Title: Effect of broiler litter ash and flue gas desulfurization gypsum on yield, calcium and phosphorus uptake by peanut

item Codling, Eton
item LEWIS, JESSICA - Eleanor Roosevelt High School
item Watts, Dexter

Submitted to: BARC Poster Day
Publication Type: Abstract Only
Publication Acceptance Date: 4/18/2013
Publication Date: 4/18/2013
Citation: Codling, E.E., Lewis, J., Watts, D.B. 2013. Effect of broiler litter ash and flue gas desulfurization gypsum on yield, calcium and phosphorus uptake by peanut. BARC Poster Day. Poster presented on 4/18/13.

Interpretive Summary:
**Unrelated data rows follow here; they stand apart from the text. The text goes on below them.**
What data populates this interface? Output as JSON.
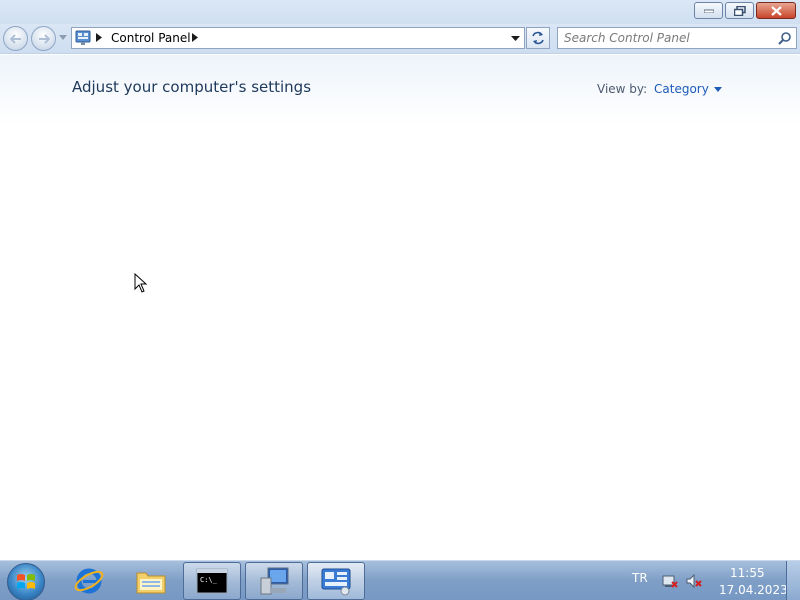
{
  "window": {
    "minimize_icon": "minimize-icon",
    "maximize_icon": "restore-icon",
    "close_icon": "close-icon"
  },
  "nav": {
    "address_path": "Control Panel",
    "search_placeholder": "Search Control Panel"
  },
  "content": {
    "title": "Adjust your computer's settings",
    "view_by_label": "View by:",
    "view_by_value": "Category"
  },
  "taskbar": {
    "items": [
      {
        "name": "Internet Explorer",
        "icon": "ie-icon"
      },
      {
        "name": "Windows Explorer",
        "icon": "folder-icon"
      },
      {
        "name": "Command Prompt",
        "icon": "cmd-icon"
      },
      {
        "name": "Computer",
        "icon": "computer-icon"
      },
      {
        "name": "Control Panel",
        "icon": "control-panel-icon"
      }
    ],
    "tray": {
      "language": "TR",
      "time": "11:55",
      "date": "17.04.2023"
    }
  },
  "colors": {
    "title_text": "#1e395b",
    "link": "#1e5bb8",
    "taskbar": "#7f9fc7"
  }
}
Technical Abstract: Peanut (Arachis hyogaea) is an important oil seed crop that is grown as a principle source of edible oil and vegetable protein. Over 1.6 million acres of peanuts were planted in the United States during 2012. Peanuts require large amounts of Calcium (Ca) and Phosphorus (P). In 2010, over 10 million tons of high soluble Ca in the form of Flue Gas Desulfurization Gypsum (FGD-gypsum) was produced in the U.S., a by-product of coal combustion. Broiler litter ash (BLA) is produced during the combustion of broiler litter for electricity. Broiler litter ash contains high levels of phosphorus, calcium, magnesium, potassium, copper, zinc and manganese. No research has been conducted using BLA as a P source and FGD-gypsum as a Ca source for peanut production. Objectives of this study were to determine the effects of BLA and FGD-gypsum on peanut yield, and Ca and P uptake when grown at different soil pH. Calcium carbonate was added to a low phosphorus sandy soil to attain pH 4.5, 5.5 and 6.5 and incubated for three weeks. Three kilograms of the pH adjusted soil was mixed with 168 kg ha-1BLA or superphosphate (SP) and placed into 20 x 15 cm plastic pots and incubated moist for three additional weeks. Six inoculated peanut seeds were planted in each pot and 1680 kg ha-1 FGD-gypsum was surface applied to 18 of the 72 pots. Pots were placed in the growth chamber in a randomized complete bock design. Plants were thinned to three plants per pot. Two additional applications of FGD-gypsum were added at early bloom and pegging stage of growth to two additional sets of 18 pots and allowed to grow for 123 days. Peanut yield was significantly higher for plants grown with BLA compared to the SP. Only the 4.5 pH treatment of the SP was there a significant difference in yield for both phosphorus sources. FGD-gypsum application and time of application did not significantly influence peanut yield. Phosphorus and calcium concentrations in the peanut tissue will be presented.